He added that Singapore needs to be able to tackle immediate issues while keeping sight of the long run.
To do so, the Republic has to be able to maintain the societal consensus it was able to achieve in the last 50-odd years of independence on what its short- and long-term challenges are, Mr Heng told Xinhua news agency in an interview published on Wednesday (May 22) as he arrived in Beijing for a week-long visit to China.
Singapore has prospered because, since independence, it was able to achieve good consensus on these challenges, he noted.
Asked what he felt was his biggest challenge in his job as Singapore's new deputy prime minister, Mr Heng said it is maintaining this consensus and finding ways to mobilise Singaporeans to solve problems together while keeping Singapore cohesive and forward-looking.
Among the challenges Singapore faces are a rapidly ageing population, which entails questions of how to keep Singaporeans productive, living long, healthy lives and to be able to keep doing the things they enjoy.
Another is how to transform the economy in this paradoxical time of declining support for globalisation, even as the world has become very interdependent because of it, said Mr Heng.
Even as the Government tackles the immediate challenges, it has to think long-term and sometimes "undertake policies that may not be so obvious or of immediate concern to our people", said Mr Heng.
"But if we set ourselves on the right trajectory from the beginning, I think we have a better chance of succeeding." he said.
"In that regard, how do we keep the consensus and how do we mobilise our people to come together to deal with short-term challenges, as well as longer term challenges and opportunities, (that) I would say is the biggest challenge.
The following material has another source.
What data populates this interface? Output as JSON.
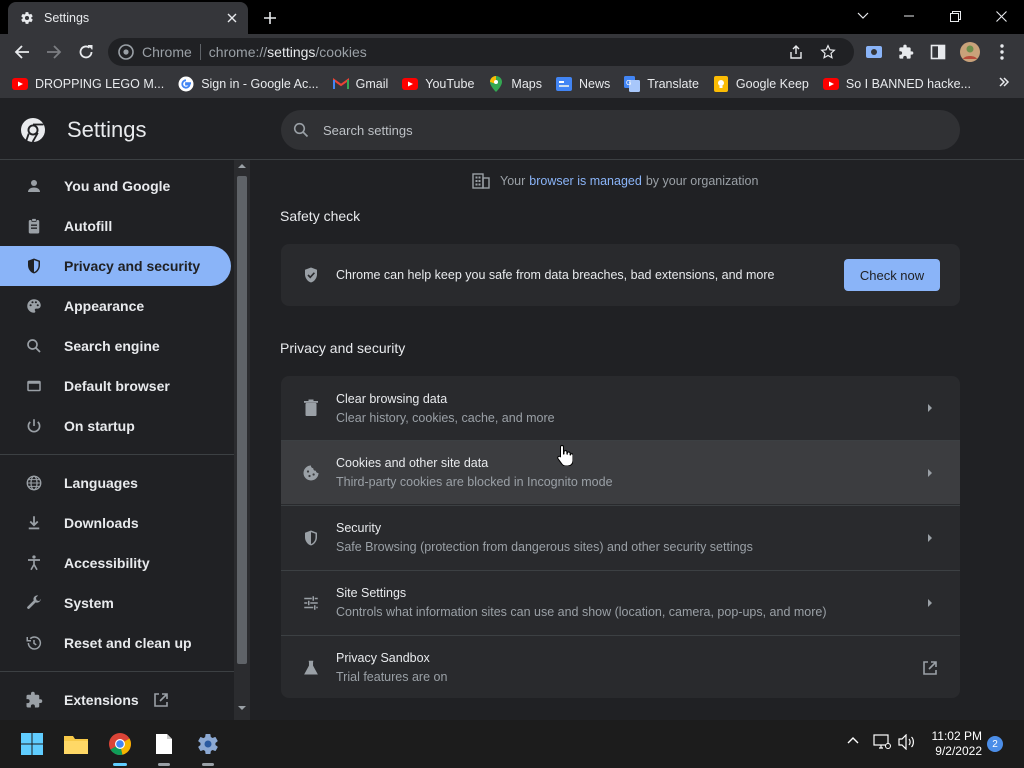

Keeping Singapore united, cohesive and forward-looking is critical to our future."
At a time of massive change in automation and work, Singapore cannot afford to either overestimate or underestimate the impact of technological revolution and needs to adopt a calibrated approach with policies that work for both the short and long haul, he said.
Mr Heng added that he believes technological change can be a force for good in the coming years, provided Singaporeans and businesses are prepared to be future-proof.
While today's challenges are greater, so are the opportunities, such as a greater scope for regional cooperation, said Mr Heng.
The new Singapore Shanghai Comprehensive Cooperation Council (SSCCC), for instance, will look at various avenues of cooperation, including the Belt and Road Initiative, financial connectivity, as well as in the area of technology and innovation, he noted.
Mr Heng is slated to co-chair the council's inaugural meeting during his visit to China, together with Shanghai mayor Ying Yong. The SSCCC is the eighth business council between Singapore and a provincial-level area in China.
As the new co-chair of the Joint Council for Bilateral Cooperation (JCBC) that will take place later this year, Mr Heng said he hopes the meeting will give new impetus to the Singapore-China relationship.
This is the first year that Mr Heng will co-chair the highest-level forum between Singapore and China with Chinese Vice-Premier Han Zheng, having taken over from Senior Minister Teo Chee Hean.
Mr Heng expressed confidence in deepening bilateral cooperation, which he said will also stimulate development in the wider Asean region.
"If you look at the history of our cooperation across the JCBC, what you can see is how at every stage of China's development and at every stage of development of the Singapore economy and the global economy, we have been able to find new modalities of cooperation, building on what was already there, and to keep these strong and growing (ties) but also growing into new areas of cooperation," he said.